▶ _Work request_
Please copy each line below that contains the word "icon".
>>>
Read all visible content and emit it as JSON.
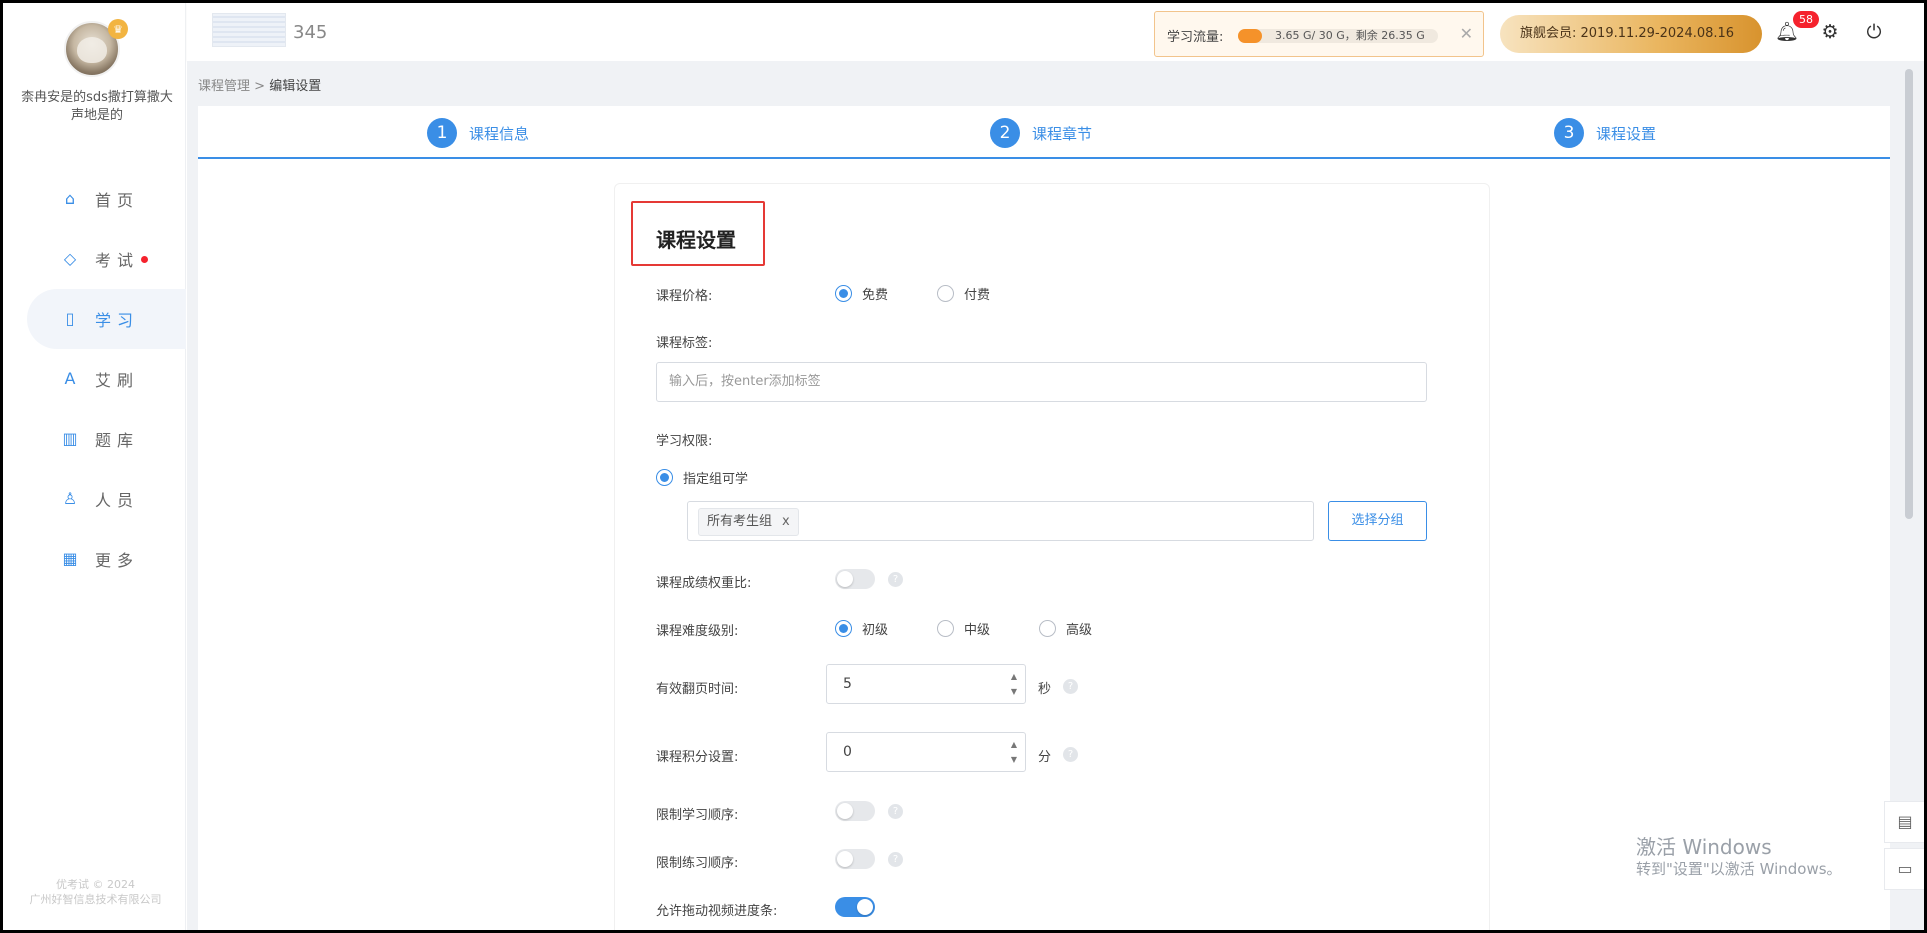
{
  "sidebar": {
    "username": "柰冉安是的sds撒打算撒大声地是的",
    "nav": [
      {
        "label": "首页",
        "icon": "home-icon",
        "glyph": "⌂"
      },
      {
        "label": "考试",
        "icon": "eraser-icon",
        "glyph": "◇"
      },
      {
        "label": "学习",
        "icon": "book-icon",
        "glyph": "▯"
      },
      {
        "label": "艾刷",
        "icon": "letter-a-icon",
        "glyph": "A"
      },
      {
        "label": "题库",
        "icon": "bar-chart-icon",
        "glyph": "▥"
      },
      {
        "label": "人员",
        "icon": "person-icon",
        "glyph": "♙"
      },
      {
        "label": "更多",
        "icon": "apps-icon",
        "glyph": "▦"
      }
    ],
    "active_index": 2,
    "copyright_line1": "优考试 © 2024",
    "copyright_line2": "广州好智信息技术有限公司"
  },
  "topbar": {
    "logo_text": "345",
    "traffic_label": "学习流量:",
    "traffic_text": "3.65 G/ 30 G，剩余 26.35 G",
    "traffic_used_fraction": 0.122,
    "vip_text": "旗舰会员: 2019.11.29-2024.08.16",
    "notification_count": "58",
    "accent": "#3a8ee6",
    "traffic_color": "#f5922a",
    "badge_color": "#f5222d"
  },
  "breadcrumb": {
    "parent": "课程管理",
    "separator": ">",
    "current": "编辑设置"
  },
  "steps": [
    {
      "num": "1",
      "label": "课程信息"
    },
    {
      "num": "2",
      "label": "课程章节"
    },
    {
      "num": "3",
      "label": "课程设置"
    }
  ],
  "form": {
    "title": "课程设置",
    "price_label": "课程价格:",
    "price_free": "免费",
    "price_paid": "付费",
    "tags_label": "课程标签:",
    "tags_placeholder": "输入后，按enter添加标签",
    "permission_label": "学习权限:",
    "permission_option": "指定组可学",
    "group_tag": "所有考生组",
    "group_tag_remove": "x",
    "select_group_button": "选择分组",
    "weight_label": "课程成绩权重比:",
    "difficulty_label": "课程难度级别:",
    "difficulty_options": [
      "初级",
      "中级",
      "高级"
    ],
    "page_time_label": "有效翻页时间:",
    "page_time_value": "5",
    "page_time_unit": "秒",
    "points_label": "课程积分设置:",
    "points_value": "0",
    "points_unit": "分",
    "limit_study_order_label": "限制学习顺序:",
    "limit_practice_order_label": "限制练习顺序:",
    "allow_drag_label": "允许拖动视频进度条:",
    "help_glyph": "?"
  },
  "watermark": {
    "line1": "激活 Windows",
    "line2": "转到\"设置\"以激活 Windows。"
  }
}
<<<
▶ _Solution_
        "icon": "home-icon",
        "icon": "eraser-icon",
        "icon": "book-icon",
        "icon": "letter-a-icon",
        "icon": "bar-chart-icon",
        "icon": "person-icon",
        "icon": "apps-icon",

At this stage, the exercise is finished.